    “Clearly without third party support there is no NEHW and less than half of one per cent of UK optics annual marketing spend would make a massive difference. So if you have influence in organisations that would like to help, contact me and get involved.”

  • NOC 2014 Poster CompetitionOpen

    Devon LOC was chosen as the overall winner in the inaugural poster competition for its “Public Health” category entry. The independent judging panel consisting of Rob Darracott, CEO Pharmacy Voice, David Parkins, President of the College of Optometrists and Barbara Ryan, Director Postgraduate Taught Programmes (WOPEC), had the difficult job of choosing one overall winner from the posters exhibited. There were seven short-listed entries across the four categories: (Engagement Strategy, Service Redesign Initiative, Collaborative Working and Public Health).

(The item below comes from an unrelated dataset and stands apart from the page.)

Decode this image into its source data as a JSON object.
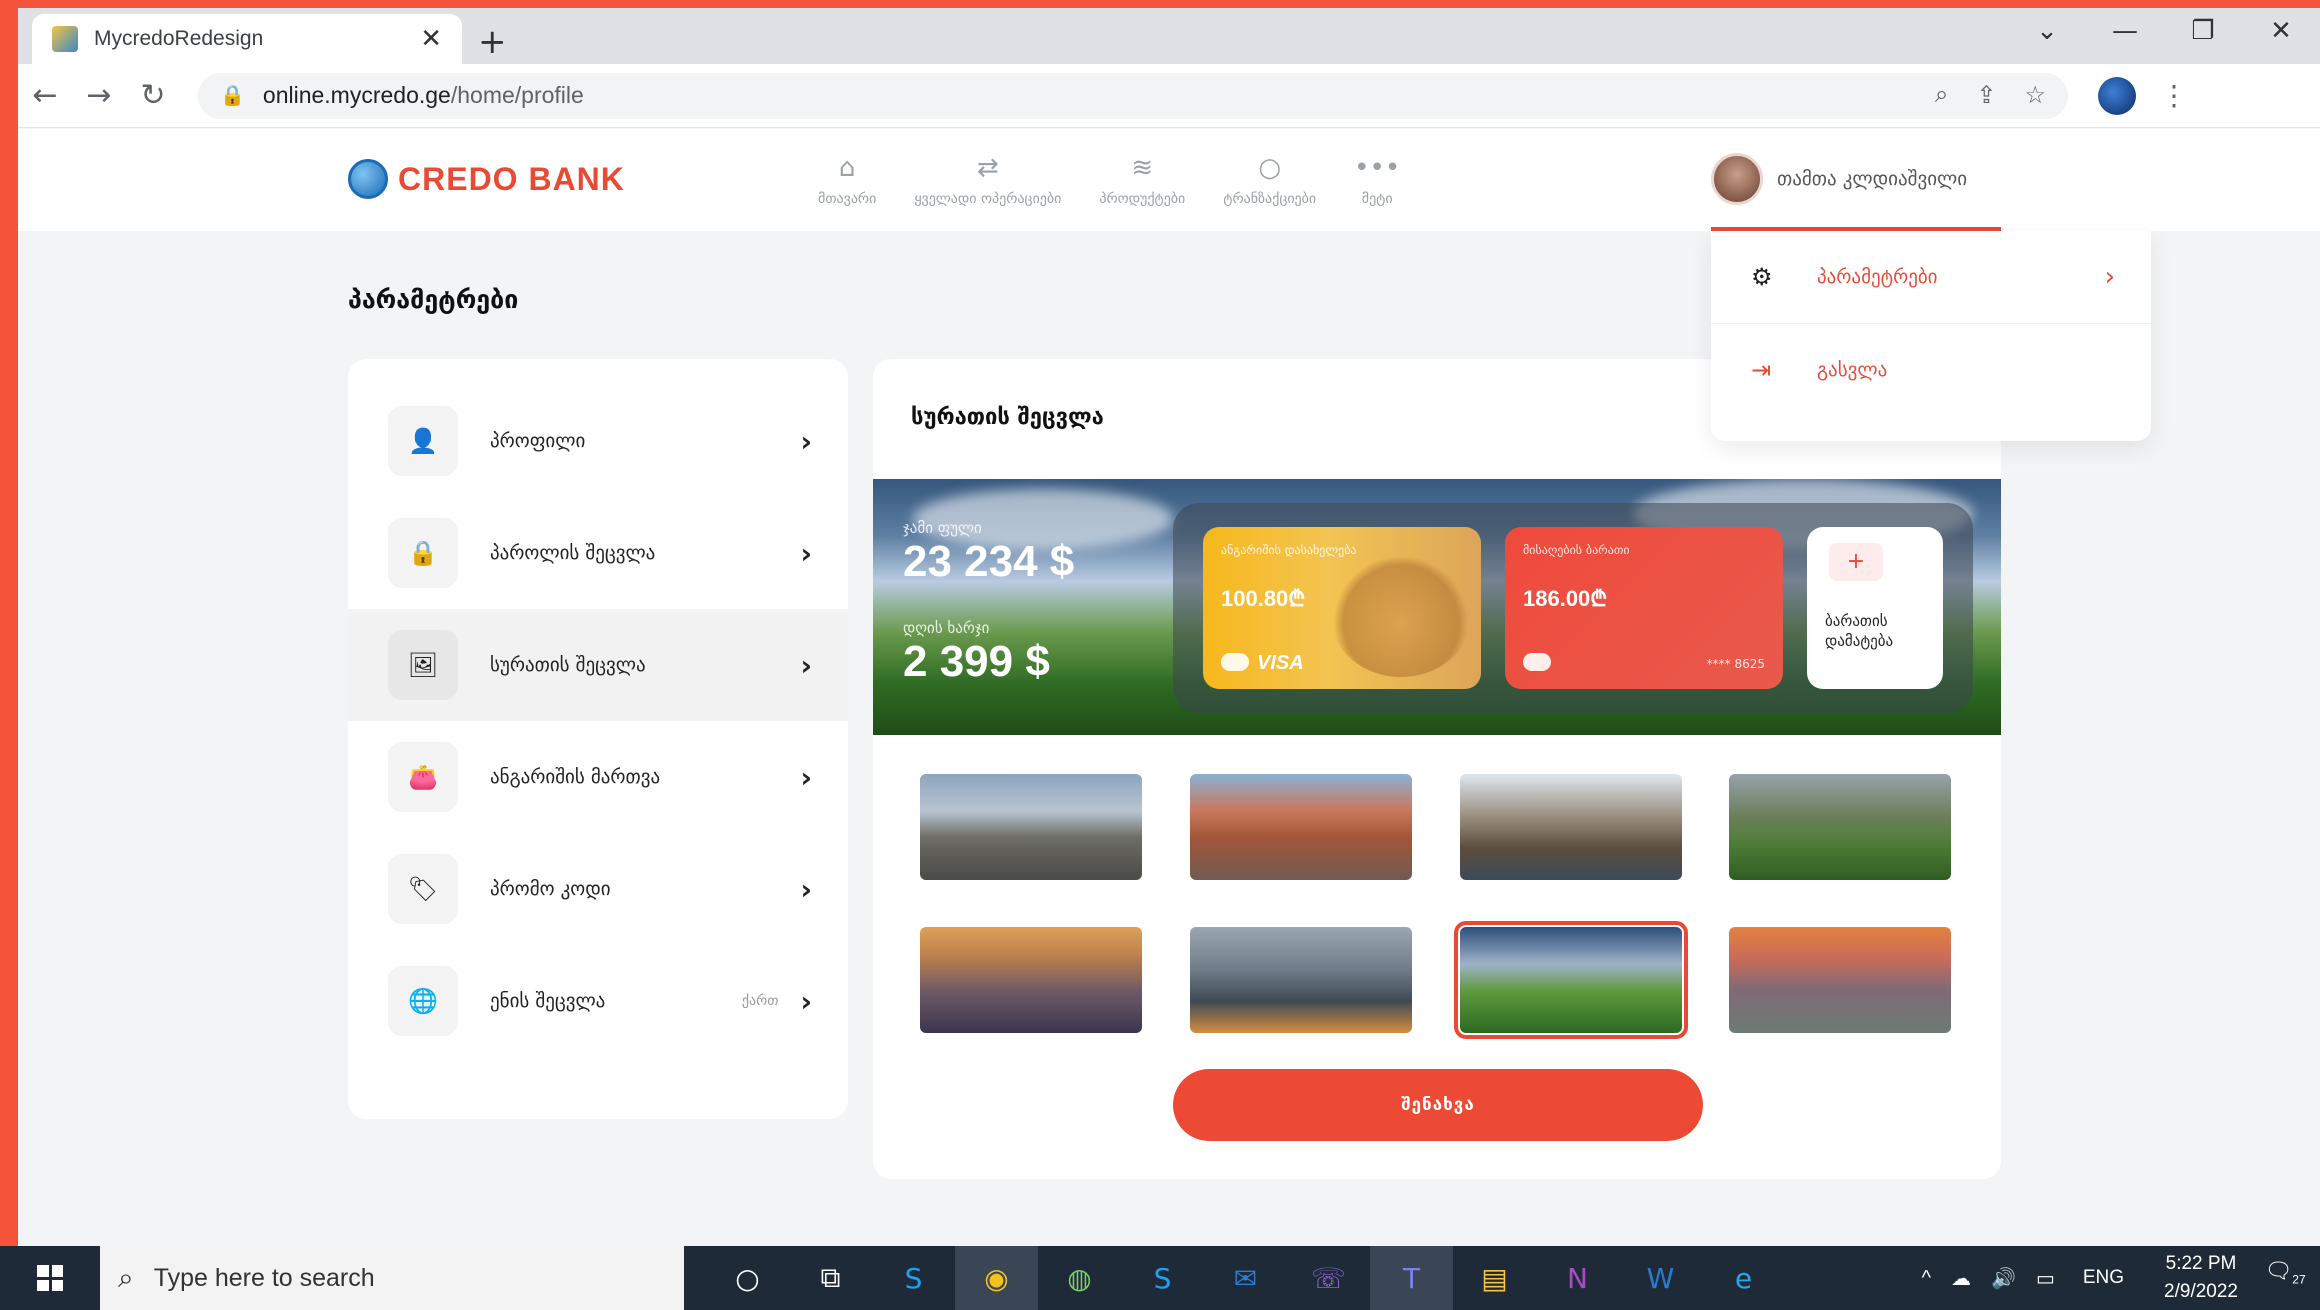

    The runners up were: Camden and Islington LOC (Collaborative Working), Essex LOC (Service Redesign Initiative), North East and Cumbria LEHN (Public Health), North Yorks and Humber LEHN (Engagement Strategy), North Yorks and Humber LEHN (Public Health) and Tees LOC (Service Redesign Initiative).

  • Looking to the FutureOpen

    As the conference neared its close Katrina Venerus got out her metaphorical crystal ball to look ahead at what might be in store for community optics. Innovations from smart spex to enhance the lives of people living with sight loss to light treatment for diabetic eye disease were showcased but the emphasis from Katrina was on the future role of optometrists and opticians in providing more of the “out of hospital care” that NHS leaders want. Katrina told the audience that we need to use our collective resources and intelligence and provide support from a local and national level to define and deliver models of integrated care, and that the Clinical Council has a national leadership role to play. Katrina also said that a lot more work was needed to test out the modelling around diabetic eye screening and to ensure that Commissioners understand the benefits of providing screening via optical practices. She stressed that there is a lot to do but the future is certainly bright!

    The key take home message was that in partnership with our colleagues in general practice, pharmacy and dentistry we need to make sure we hold NHS England to account in terms of creating some action out of the Call to Action. NHS England has called for it, we have told them what to do and now we need to help them to do it.